The tables shown in Output 26.14.6 do not show all the missing patterns. In general, PROC CALIS shows only the most frequent or dominant missing patterns so that the output results are more focused. By default, if the total number of missing patterns in a data set is below six, then PROC CALIS shows all the missing patterns. If the total number of missing patterns is at least six, PROC CALIS shows up to 10 missing patterns provided that each of these missing patterns accounts for at least of the total observations. The 10 missing patterns is the default maximum number of missing patterns to show, and the is the default proportion threshold for a missing pattern to display. You can override the default maximum number of missing patterns by the MAXMISSPAT= option and the proportion threshold by the TMISSPAT= option.
Output 26.14.7 shows the parameter estimates by the FIML estimation.
Output 26.14.7
Parameter Estimates of the CFA Model with FIML: Missing Data
5.5003 
1.0025 
5.4867 
[_Parm1] 
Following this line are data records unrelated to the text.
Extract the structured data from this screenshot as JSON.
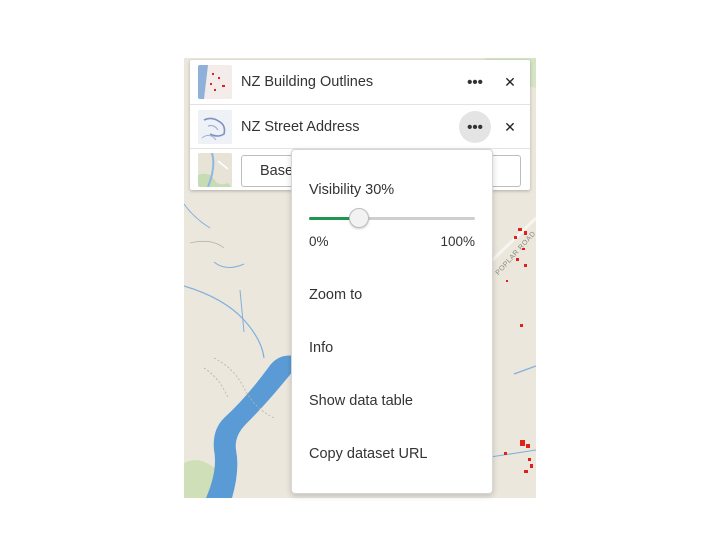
{
  "layers": [
    {
      "name": "NZ Building Outlines",
      "thumb_icon": "building-outlines-thumbnail-icon"
    },
    {
      "name": "NZ Street Address",
      "thumb_icon": "street-address-thumbnail-icon"
    }
  ],
  "basemap": {
    "label": "Base",
    "thumb_icon": "basemap-thumbnail-icon"
  },
  "layer_actions": {
    "more_glyph": "•••",
    "close_glyph": "✕"
  },
  "menu": {
    "visibility_label": "Visibility 30%",
    "visibility_value_percent": 30,
    "range_min": "0%",
    "range_max": "100%",
    "items": [
      "Zoom to",
      "Info",
      "Show data table",
      "Copy dataset URL"
    ]
  },
  "map": {
    "road_label": "POPLAR ROAD"
  },
  "colors": {
    "accent": "#1e9650",
    "river": "#5b9bd5",
    "building": "#e0201b",
    "land": "#ebe7dc"
  }
}
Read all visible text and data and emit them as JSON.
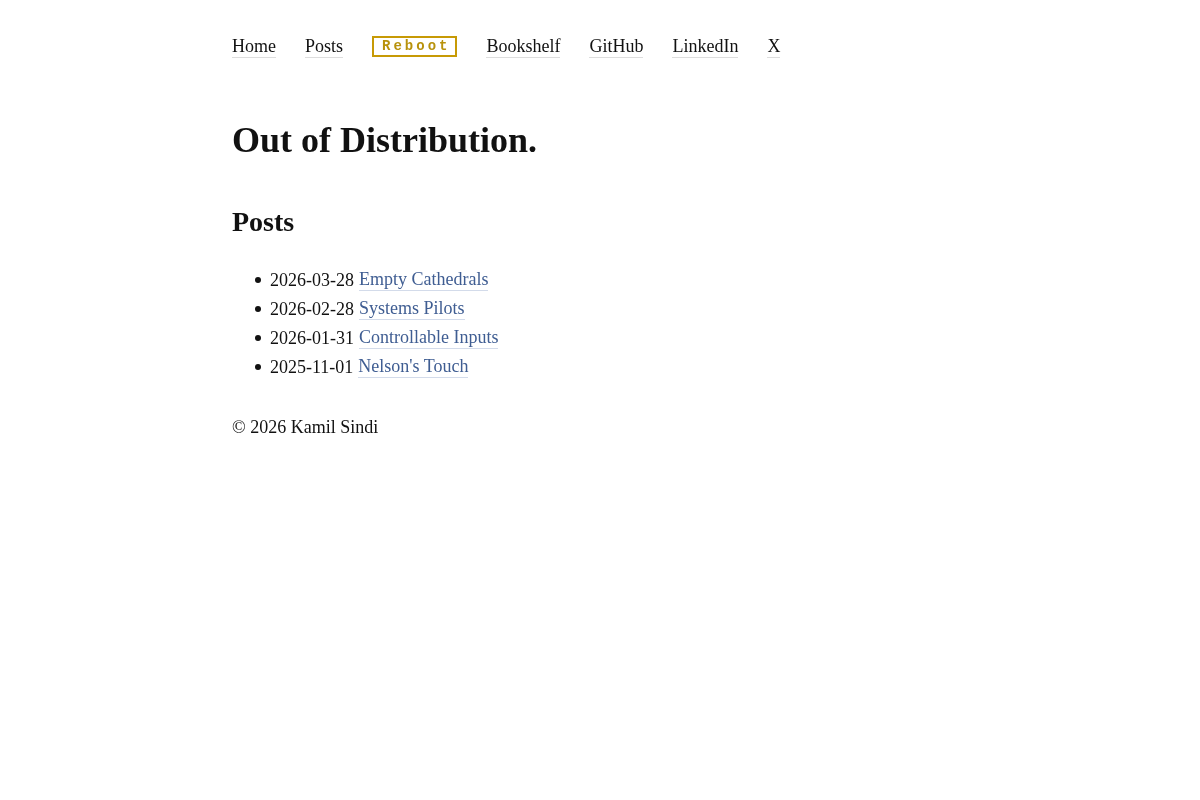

5.7134 
0.9956 
5.7385 
[_Parm2] 


4.4417 
0.7669 
5.7918 
[_Parm3] 



4.9277 
0.6798 
7.2491 
[_Parm4] 


4.1215 
0.5716 
7.2100 
[_Parm5] 


3.3834 
0.6145 
5.5058 
[_Parm6] 


0.5014 
0.1473 
3.4029 
[_Add01] 

0.5014 
0.1473 
3.4029 
[_Add01] 


_Add08 
12.72770 
4.77627 
2.66478 
_Add09 
9.35994 
4.48806 
2.08552 
_Add10 
5.67393 
2.69872 
2.10246 
_Add11 
1.86768 
1.36676 
1.36650 
_Add12 
1.49942 
0.97322 
1.54067 
_Add13 
5.24973 
1.54121 
3.40623 
First, you can compare the current FIML results with the results in Example 26.12, where maximum likelihood method is used with the complete data set. Overall, the estimates of loadings, factor covariance, and error variances are similar in the two analyses. Next, you compare the current FIML results with the results in Output 26.14.2, where the default ML method is applied to the same data set with missing values. Except for the standard error estimate of the factor covariance, which are very similar with ML and FIML, the standard error estimates with FIML are consistently smaller than those with ML in Output 26.14.2. This means that with FIML, you improve the estimation efficiency by including the partial information in those observations with missing values.
When you have a data set with no missing values, the ML and FIML methods, as implemented in PROC CALIS, are theoretically the same. Both are equally efficient and produce similar estimates (see Example 26.15). FIML and ML are the same estimation technique that maximizes the likelihood function under the multivariate normal distribution. However, in PROC CALIS, the distinction between of ML and FIML concerns different treatments of the missing values. With METHOD=ML, all observations with one or more missing values are discarded from the analysis. With METHOD=FIML, all observations with at least one nonmissing value are included in the analysis.